[Editorial] North Korea Facing Famine Again

Posted October. 24, 2008 07:55,   


North Korea’s harvest is usually in full swing at this time of year. The country’s farmers, however, are far from pleased with their dire situation. According to the charity organization Good Friends, the ruling Workers’ Party in Pyongyang ordered that three to five months of harvested crops go to farmers and the rest for the military.

The World Food Program yesterday warned of a humanitarian crisis in North Hamgyong and Ryanggang provinces and certain parts of South Hamgyong Province unless more international aid is sent. The U.N. affiliate had also urged immediate assistance in May based on a survey of 53 counties in North Korea, saying many lives were at stake due to an “extreme food shortage crisis.” The agency, however, uses the expression “humanitarian crisis” to refer to a more serious famine than “extreme food shortage crisis.”

Though the communist regime is expected to receive 100,000 of the 500,000 tons of food from the United States in mid-November, the North’s worsening food problem will likely linger.

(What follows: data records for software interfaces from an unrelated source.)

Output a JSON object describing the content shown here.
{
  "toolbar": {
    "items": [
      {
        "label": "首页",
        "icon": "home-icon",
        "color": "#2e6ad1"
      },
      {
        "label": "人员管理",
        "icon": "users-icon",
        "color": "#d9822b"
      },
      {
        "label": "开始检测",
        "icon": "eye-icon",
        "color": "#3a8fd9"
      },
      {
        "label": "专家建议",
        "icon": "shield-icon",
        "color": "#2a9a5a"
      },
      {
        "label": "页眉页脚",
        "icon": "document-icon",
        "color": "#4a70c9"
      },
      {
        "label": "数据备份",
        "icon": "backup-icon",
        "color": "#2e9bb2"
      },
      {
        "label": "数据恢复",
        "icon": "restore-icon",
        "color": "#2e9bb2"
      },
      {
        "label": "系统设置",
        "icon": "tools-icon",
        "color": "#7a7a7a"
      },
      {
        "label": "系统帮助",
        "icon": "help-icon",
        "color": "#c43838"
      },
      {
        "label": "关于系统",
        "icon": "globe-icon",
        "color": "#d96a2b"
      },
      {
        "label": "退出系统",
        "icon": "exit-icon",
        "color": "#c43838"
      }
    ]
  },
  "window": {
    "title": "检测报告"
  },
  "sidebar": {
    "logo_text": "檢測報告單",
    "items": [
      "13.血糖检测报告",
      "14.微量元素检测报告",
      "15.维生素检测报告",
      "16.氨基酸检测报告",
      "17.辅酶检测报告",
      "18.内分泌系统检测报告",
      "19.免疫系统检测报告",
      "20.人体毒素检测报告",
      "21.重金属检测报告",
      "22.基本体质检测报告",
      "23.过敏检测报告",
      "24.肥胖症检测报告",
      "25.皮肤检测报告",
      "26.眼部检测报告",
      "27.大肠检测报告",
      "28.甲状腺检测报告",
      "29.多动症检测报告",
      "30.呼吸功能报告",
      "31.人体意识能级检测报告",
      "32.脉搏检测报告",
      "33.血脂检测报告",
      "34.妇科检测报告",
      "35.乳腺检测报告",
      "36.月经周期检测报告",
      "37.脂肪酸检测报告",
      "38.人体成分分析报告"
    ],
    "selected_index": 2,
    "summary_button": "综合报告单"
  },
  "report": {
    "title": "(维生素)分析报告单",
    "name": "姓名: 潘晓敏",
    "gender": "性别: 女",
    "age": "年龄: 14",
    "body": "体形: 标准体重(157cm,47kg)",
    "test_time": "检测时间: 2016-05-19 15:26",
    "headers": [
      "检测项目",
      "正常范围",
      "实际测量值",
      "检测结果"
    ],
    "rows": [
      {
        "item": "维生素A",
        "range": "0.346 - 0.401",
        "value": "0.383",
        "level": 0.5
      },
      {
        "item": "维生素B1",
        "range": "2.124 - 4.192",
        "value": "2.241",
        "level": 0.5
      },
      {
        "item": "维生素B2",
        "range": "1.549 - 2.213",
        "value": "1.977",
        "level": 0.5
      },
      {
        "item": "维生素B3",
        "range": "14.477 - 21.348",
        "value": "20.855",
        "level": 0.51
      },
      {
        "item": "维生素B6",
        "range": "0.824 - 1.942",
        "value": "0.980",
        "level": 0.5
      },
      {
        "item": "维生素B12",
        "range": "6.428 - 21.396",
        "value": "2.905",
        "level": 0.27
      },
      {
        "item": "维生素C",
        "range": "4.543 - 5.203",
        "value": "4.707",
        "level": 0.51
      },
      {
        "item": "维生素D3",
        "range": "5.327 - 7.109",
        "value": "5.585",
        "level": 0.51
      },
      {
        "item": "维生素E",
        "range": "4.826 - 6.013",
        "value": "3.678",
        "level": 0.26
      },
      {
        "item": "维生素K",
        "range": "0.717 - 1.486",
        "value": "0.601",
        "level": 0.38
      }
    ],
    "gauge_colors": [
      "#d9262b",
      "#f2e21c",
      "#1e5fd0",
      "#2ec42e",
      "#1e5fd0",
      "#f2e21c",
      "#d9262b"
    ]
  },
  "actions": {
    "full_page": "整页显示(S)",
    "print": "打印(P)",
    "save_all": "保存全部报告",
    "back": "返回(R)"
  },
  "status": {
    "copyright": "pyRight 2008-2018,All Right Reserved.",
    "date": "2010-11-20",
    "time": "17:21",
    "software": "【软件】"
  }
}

To matter matters worse, other countries are also showing signs of reducing their assistance due to the global financial crisis. North Korea is no longer part of the U.S. list of countries sponsoring terrorism, but this alone cannot resolve its food problem.

North Korean authorities reiterate that the North overcame a food shortage catastrophe in its “March of Ordeal” from 1995 until 1997. Pyongyang says it can manage again without outside help. Public sentiment, however, has greatly changed. Everyone in the North faced starvation a decade ago, but now, the haves and have-nots are divided and in bitter conflict. “Donjus,” who have accumulated wealth through the market, are fueling price hikes for rice by monopolizing the market. The privileged class is stocking food in expectation of another “March of Ordeal.”

There is only one way out. Pyongyang should faithfully follow the second phase of denuclearization it promised to alleviate foreign distrust of the regime and amend its strained relations with Washington and Seoul. The North is bullying the South, threatening to cut all ties unless the South upholds agreements reached at last year’s inter-Korean summit without precondition. This can only be discussed, however, after the North’s denuclearization is verified.